#### [PROVIDED DATA]
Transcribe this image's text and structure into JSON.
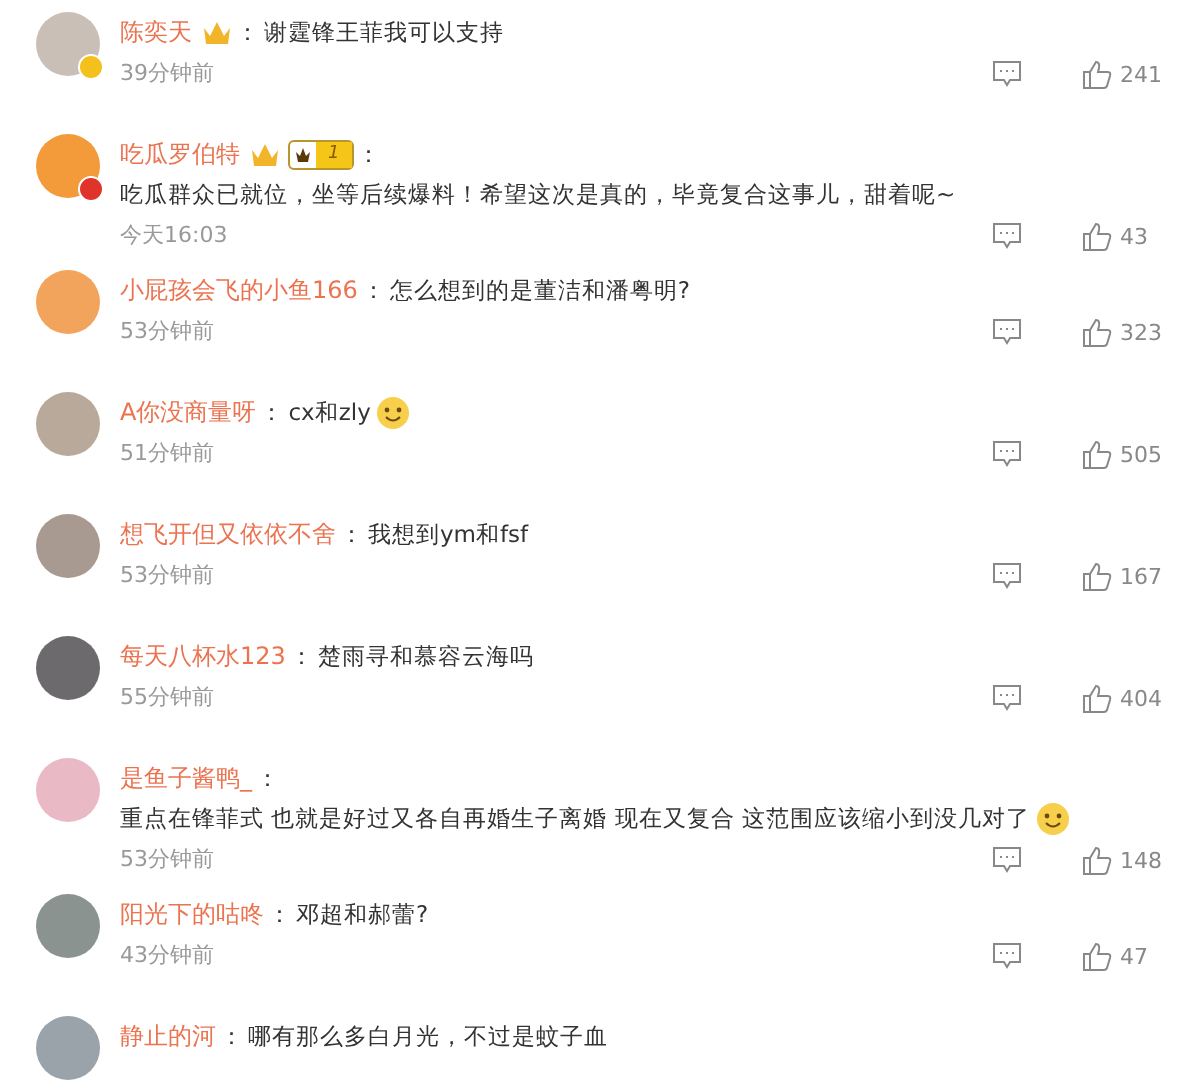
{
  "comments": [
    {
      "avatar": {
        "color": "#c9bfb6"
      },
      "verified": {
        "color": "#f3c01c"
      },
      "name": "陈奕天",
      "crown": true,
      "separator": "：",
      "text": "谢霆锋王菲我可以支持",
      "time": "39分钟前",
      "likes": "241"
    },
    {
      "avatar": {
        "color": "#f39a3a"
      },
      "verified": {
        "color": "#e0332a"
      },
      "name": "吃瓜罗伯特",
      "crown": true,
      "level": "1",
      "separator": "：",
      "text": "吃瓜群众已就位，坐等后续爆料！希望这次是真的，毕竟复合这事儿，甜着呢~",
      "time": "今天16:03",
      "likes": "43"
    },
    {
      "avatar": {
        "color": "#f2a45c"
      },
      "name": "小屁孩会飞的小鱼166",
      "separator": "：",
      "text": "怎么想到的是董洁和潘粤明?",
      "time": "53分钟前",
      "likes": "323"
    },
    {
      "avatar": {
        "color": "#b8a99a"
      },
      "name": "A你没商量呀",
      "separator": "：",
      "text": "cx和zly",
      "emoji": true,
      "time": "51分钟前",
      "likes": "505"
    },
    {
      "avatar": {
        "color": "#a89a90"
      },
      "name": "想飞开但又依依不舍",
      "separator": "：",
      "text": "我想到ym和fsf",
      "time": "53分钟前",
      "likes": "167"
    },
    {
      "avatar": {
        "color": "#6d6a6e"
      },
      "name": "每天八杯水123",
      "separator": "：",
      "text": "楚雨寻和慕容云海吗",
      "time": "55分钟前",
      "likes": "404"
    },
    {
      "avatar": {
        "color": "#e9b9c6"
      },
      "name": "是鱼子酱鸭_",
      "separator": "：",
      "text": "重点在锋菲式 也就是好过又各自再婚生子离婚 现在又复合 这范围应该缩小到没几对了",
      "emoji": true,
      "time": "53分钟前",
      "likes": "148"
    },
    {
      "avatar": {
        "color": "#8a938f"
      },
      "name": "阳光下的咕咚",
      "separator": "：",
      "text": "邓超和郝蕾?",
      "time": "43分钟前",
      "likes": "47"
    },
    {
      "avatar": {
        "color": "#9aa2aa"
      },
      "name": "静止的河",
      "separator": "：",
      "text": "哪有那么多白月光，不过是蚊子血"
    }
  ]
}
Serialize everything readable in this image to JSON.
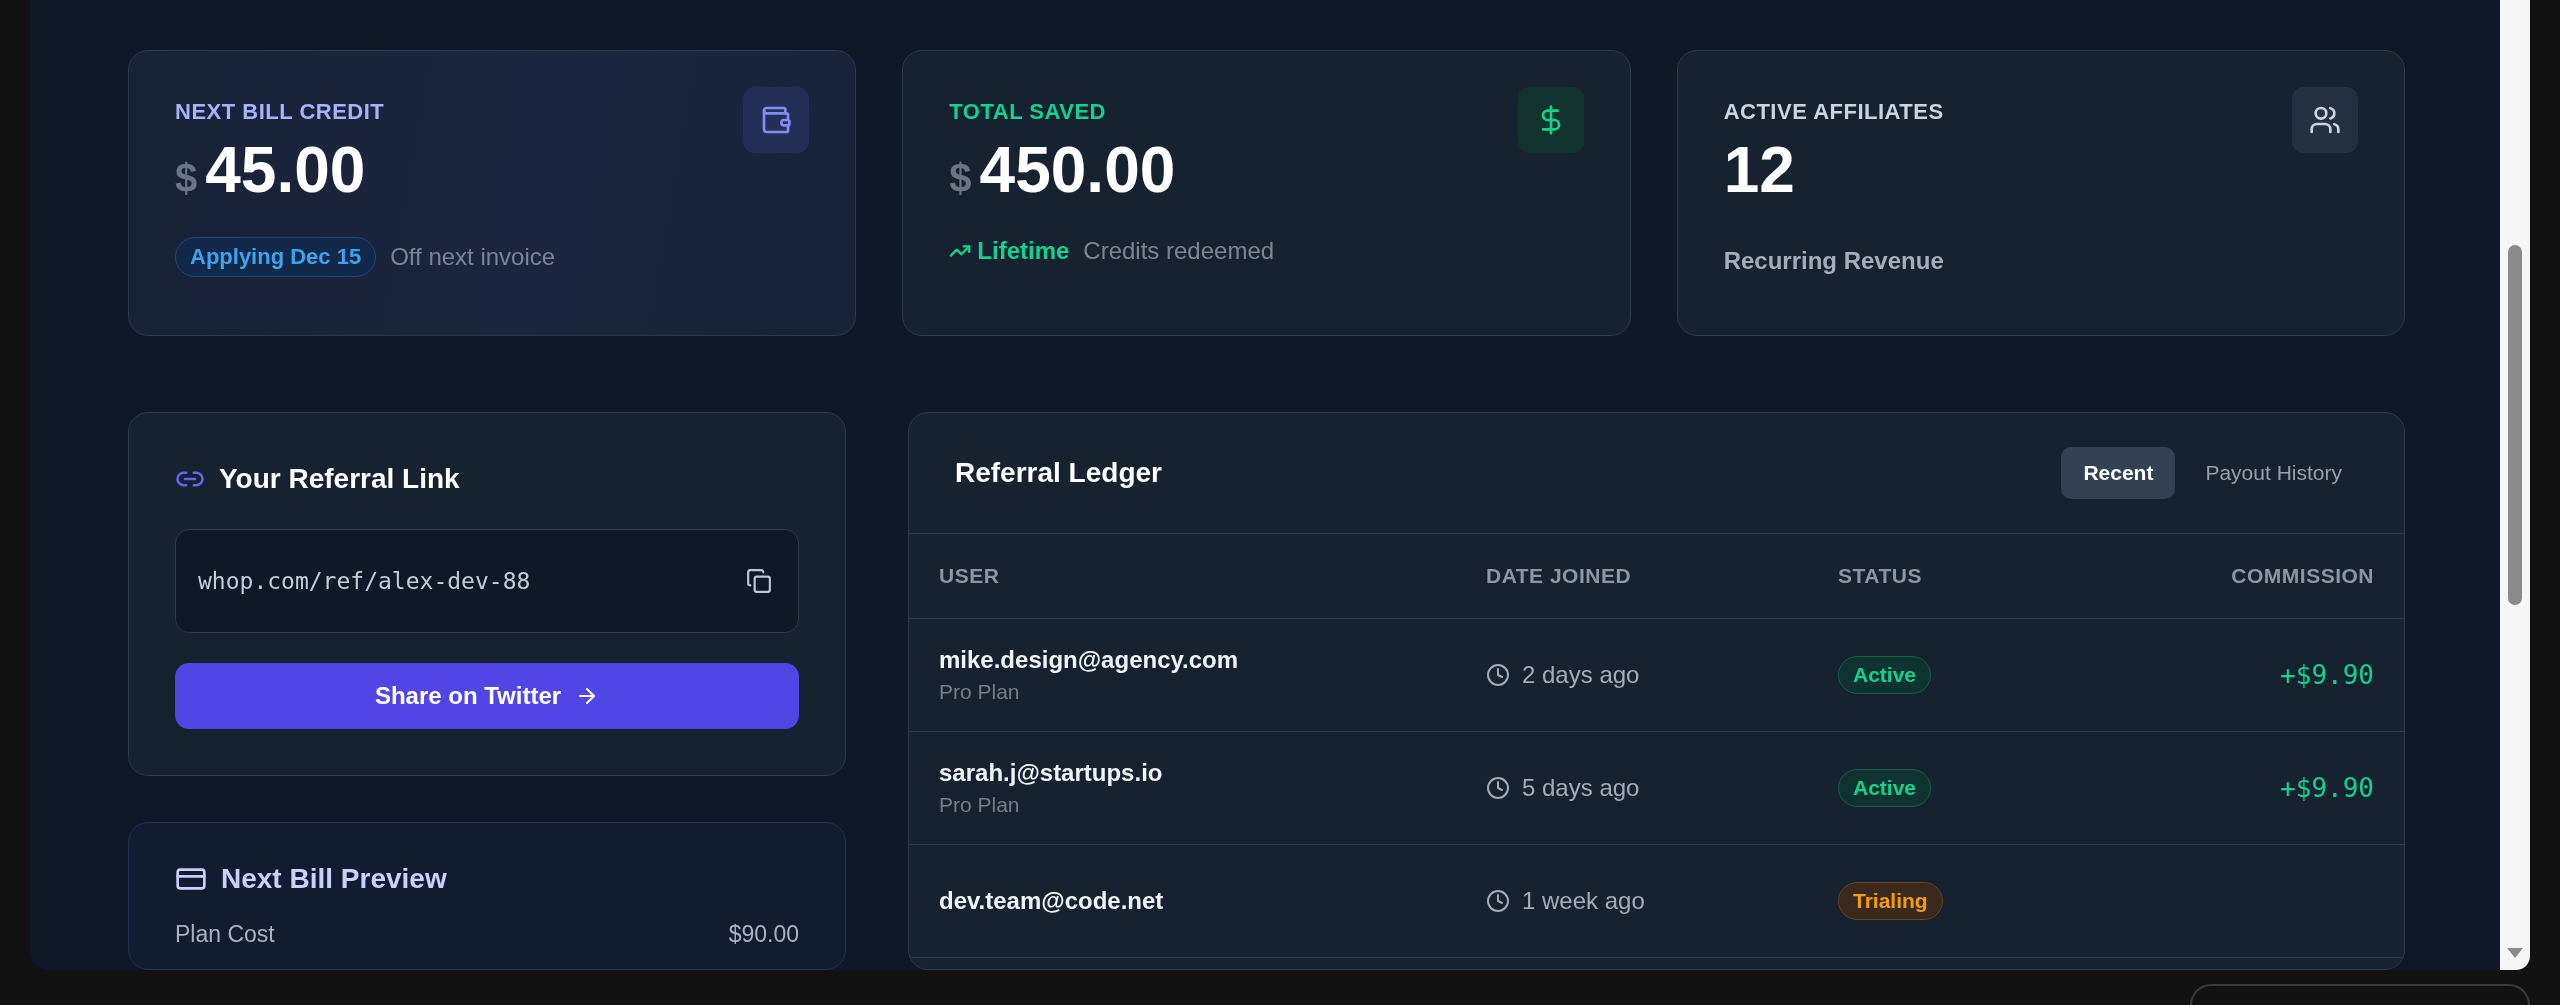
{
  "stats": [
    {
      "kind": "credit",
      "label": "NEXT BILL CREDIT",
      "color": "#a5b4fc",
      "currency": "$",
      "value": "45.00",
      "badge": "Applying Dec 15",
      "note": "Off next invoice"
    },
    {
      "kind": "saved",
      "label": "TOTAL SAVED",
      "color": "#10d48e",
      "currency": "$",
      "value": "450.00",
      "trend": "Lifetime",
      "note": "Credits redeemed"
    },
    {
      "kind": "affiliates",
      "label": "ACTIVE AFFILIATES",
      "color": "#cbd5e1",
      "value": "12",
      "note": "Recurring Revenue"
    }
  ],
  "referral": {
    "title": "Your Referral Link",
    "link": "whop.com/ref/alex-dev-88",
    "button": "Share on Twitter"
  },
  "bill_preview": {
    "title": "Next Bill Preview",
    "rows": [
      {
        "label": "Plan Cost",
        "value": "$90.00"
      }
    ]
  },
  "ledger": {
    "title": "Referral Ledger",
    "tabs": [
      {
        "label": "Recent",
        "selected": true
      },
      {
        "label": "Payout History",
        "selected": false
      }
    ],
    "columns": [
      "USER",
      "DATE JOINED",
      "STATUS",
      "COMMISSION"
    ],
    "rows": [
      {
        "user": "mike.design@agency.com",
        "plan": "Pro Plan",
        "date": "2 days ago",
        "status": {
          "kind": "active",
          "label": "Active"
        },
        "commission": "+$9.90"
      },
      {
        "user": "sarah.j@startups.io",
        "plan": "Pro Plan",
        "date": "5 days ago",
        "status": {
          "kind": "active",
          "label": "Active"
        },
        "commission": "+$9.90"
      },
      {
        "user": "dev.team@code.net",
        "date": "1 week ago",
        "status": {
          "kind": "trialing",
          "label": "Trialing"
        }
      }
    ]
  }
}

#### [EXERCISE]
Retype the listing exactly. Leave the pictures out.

#### [ANSWER TO THIS EXERCISE]
Transcribe this image's text and structure into JSON.
{
  "comments": [
    {
      "avatar": {
        "color": "#c9bfb6"
      },
      "verified": {
        "color": "#f3c01c"
      },
      "name": "陈奕天",
      "crown": true,
      "separator": "：",
      "text": "谢霆锋王菲我可以支持",
      "time": "39分钟前",
      "likes": "241"
    },
    {
      "avatar": {
        "color": "#f39a3a"
      },
      "verified": {
        "color": "#e0332a"
      },
      "name": "吃瓜罗伯特",
      "crown": true,
      "level": "1",
      "separator": "：",
      "text": "吃瓜群众已就位，坐等后续爆料！希望这次是真的，毕竟复合这事儿，甜着呢~",
      "time": "今天16:03",
      "likes": "43"
    },
    {
      "avatar": {
        "color": "#f2a45c"
      },
      "name": "小屁孩会飞的小鱼166",
      "separator": "：",
      "text": "怎么想到的是董洁和潘粤明?",
      "time": "53分钟前",
      "likes": "323"
    },
    {
      "avatar": {
        "color": "#b8a99a"
      },
      "name": "A你没商量呀",
      "separator": "：",
      "text": "cx和zly",
      "emoji": true,
      "time": "51分钟前",
      "likes": "505"
    },
    {
      "avatar": {
        "color": "#a89a90"
      },
      "name": "想飞开但又依依不舍",
      "separator": "：",
      "text": "我想到ym和fsf",
      "time": "53分钟前",
      "likes": "167"
    },
    {
      "avatar": {
        "color": "#6d6a6e"
      },
      "name": "每天八杯水123",
      "separator": "：",
      "text": "楚雨寻和慕容云海吗",
      "time": "55分钟前",
      "likes": "404"
    },
    {
      "avatar": {
        "color": "#e9b9c6"
      },
      "name": "是鱼子酱鸭_",
      "separator": "：",
      "text": "重点在锋菲式 也就是好过又各自再婚生子离婚 现在又复合 这范围应该缩小到没几对了",
      "emoji": true,
      "time": "53分钟前",
      "likes": "148"
    },
    {
      "avatar": {
        "color": "#8a938f"
      },
      "name": "阳光下的咕咚",
      "separator": "：",
      "text": "邓超和郝蕾?",
      "time": "43分钟前",
      "likes": "47"
    },
    {
      "avatar": {
        "color": "#9aa2aa"
      },
      "name": "静止的河",
      "separator": "：",
      "text": "哪有那么多白月光，不过是蚊子血"
    }
  ]
}
Serialize everything readable in this image to JSON.
{
  "stats": [
    {
      "kind": "credit",
      "label": "NEXT BILL CREDIT",
      "color": "#a5b4fc",
      "currency": "$",
      "value": "45.00",
      "badge": "Applying Dec 15",
      "note": "Off next invoice"
    },
    {
      "kind": "saved",
      "label": "TOTAL SAVED",
      "color": "#10d48e",
      "currency": "$",
      "value": "450.00",
      "trend": "Lifetime",
      "note": "Credits redeemed"
    },
    {
      "kind": "affiliates",
      "label": "ACTIVE AFFILIATES",
      "color": "#cbd5e1",
      "value": "12",
      "note": "Recurring Revenue"
    }
  ],
  "referral": {
    "title": "Your Referral Link",
    "link": "whop.com/ref/alex-dev-88",
    "button": "Share on Twitter"
  },
  "bill_preview": {
    "title": "Next Bill Preview",
    "rows": [
      {
        "label": "Plan Cost",
        "value": "$90.00"
      }
    ]
  },
  "ledger": {
    "title": "Referral Ledger",
    "tabs": [
      {
        "label": "Recent",
        "selected": true
      },
      {
        "label": "Payout History",
        "selected": false
      }
    ],
    "columns": [
      "USER",
      "DATE JOINED",
      "STATUS",
      "COMMISSION"
    ],
    "rows": [
      {
        "user": "mike.design@agency.com",
        "plan": "Pro Plan",
        "date": "2 days ago",
        "status": {
          "kind": "active",
          "label": "Active"
        },
        "commission": "+$9.90"
      },
      {
        "user": "sarah.j@startups.io",
        "plan": "Pro Plan",
        "date": "5 days ago",
        "status": {
          "kind": "active",
          "label": "Active"
        },
        "commission": "+$9.90"
      },
      {
        "user": "dev.team@code.net",
        "date": "1 week ago",
        "status": {
          "kind": "trialing",
          "label": "Trialing"
        }
      }
    ]
  }
}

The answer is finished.